Pakistan's electricity theft, system losses estimated at Rs80b

ISLAMABAD — Pakistan is losing Rs80 billion annually on account of electricity theft and system losses in the power sector. A day long workshop here yesterday called upon the government to reduce power losses to greatly overcome the growing power crisis in the country.

By A Correspondent

  • Follow us on
  • google-news
  • whatsapp
  • telegram

Published: Thu 5 Apr 2007, 8:31 AM

Last updated: Tue 14 Nov 2023, 4:01 PM

Some of the participants wondered why the power utilities and distribution companies have not been able to reduce their system losses and that the government should look into the issue seriously.
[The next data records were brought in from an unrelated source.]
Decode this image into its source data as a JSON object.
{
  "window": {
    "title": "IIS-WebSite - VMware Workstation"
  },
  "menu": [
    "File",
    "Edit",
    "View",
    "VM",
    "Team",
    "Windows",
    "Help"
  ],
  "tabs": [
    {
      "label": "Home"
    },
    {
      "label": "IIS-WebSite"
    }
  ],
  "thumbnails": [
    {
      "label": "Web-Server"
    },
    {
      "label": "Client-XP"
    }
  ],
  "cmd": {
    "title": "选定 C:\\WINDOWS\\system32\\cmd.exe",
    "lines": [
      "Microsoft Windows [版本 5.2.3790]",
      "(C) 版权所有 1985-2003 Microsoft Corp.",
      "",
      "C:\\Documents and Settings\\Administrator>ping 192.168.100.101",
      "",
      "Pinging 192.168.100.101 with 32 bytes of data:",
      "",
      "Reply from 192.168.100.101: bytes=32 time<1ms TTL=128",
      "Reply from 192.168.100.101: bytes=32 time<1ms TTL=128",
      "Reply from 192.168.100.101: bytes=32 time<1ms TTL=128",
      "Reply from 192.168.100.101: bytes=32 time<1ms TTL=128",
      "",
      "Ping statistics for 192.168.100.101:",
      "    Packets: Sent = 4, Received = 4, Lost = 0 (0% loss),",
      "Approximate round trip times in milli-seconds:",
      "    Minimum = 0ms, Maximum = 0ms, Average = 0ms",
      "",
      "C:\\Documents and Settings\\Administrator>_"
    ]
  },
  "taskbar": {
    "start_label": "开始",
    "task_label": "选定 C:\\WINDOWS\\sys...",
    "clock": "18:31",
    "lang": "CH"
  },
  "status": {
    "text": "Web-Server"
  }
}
The workshop also recommended for mandatory display of energy efficiency labels on electric equipment, subsidising energy efficient equipment, a proper policy on energy saving devices. They also discussed introducing time of day metres for all the sectors of consumers thereby fixing higher charges for peak hours and less in off-peak use

It also called for introducing a system of punishing consumers for use of low-quality electrical material and equipment as a tool for energy conservation to overcome the growing power crisis in the country.

This is one of the many proposals the policy makers are considering at the moment. If approved, this would need appointment of new workforce on the pattern of electricity inspectors to check consumer premises to ensure quality of wire, equipment and materials to reduce system losses, even though the consumers pay for these losses.

This was the gist of a day-long workshop in which the ministries, the power regulator and the power distributors agreed that conservation and demand side energy management was the only solution to an immediate energy crisis arising out of more than 2,000mw of electricity supply shortage this summer. They recommended a long list of measures for conservation and demand side energy management - ranging from two weekly holidays to early closure of commercial activities. But most of their recommendations were focused on energy savings from the point distribution companies supply electricity to consumers, rather than from policy making to delivery point except energy loss reduction programme.

The workshop "Conservation of Energy and Demand side management" was organised by National Electric Power Regulatory Authority (Nepra) and attended by ministries of water and power, petroleum and natural resources, National Energy Conservation Centre (Enercon), Pakistan Engineering Council and all power distribution companies participated. There was no representation from the planning commission.

A representative of the GTZ of Germany and an official of a distribution company Ibrahim Khattak asked the policy makers to show on televisions and in real life top government functionaries like the prime minister and his ministers conserving energy who enjoyed free electricity that would send a positive signal to the people.

Chairman National Electric Power Regulatory Authority (Nepra) Lt. Gen. (retd) Saeed-uz-Zafar said two weekly holidays, apart of saving a lot of energy, could be a very good alternative to early closure of commercial activities to make up for reduction in commercial hours. He said a committee comprising distribution companies, Nepra and other related agencies would make recommendations to the government on the subject.

Managing director of Enercon Pervez Tahir told the workshop that the country would be facing electricity shortage of more than 2000mw this summer and everybody should get ready to share it. Asked as to why the government agencies have not been able to do supply side management to overcome shortage instead of suppressing demand, Tahir said the government agencies were asking for efficient use of energy which was not demand suppression.

Secretary water and power Ashfaq Mehmood said a combination of house keeping measures besides options like pricing as a tool to demand side management, education and awareness could be considered to overcome the shortage. He said the government did not support subsidising energy saving devices and it should be seen by the consumers as a business benefit. He did not comment on supply side measures to overcome shortage.

While the participants exchanged views on conservation, some of them on the sidelines also discussed that Chairman of Wapda who practically heads distribution and generation companies of Wapda chartered a special plan from Lahore to reach Islamabad the same day to meet secretary water and power.

They proposed that consumers should be made through the electricity metres to use good quality cables and equipments and replace them after some time because a lot of energy was lost by old cables and equipment. This, they said, be done by re- introducing electricity test certificates before new connections — a practice the Wapda's military management had done away with on the grounds that it encouraged corruption. The workshop recommended that energy advisors should be appointed to convince consumers about conservations.

More news from Business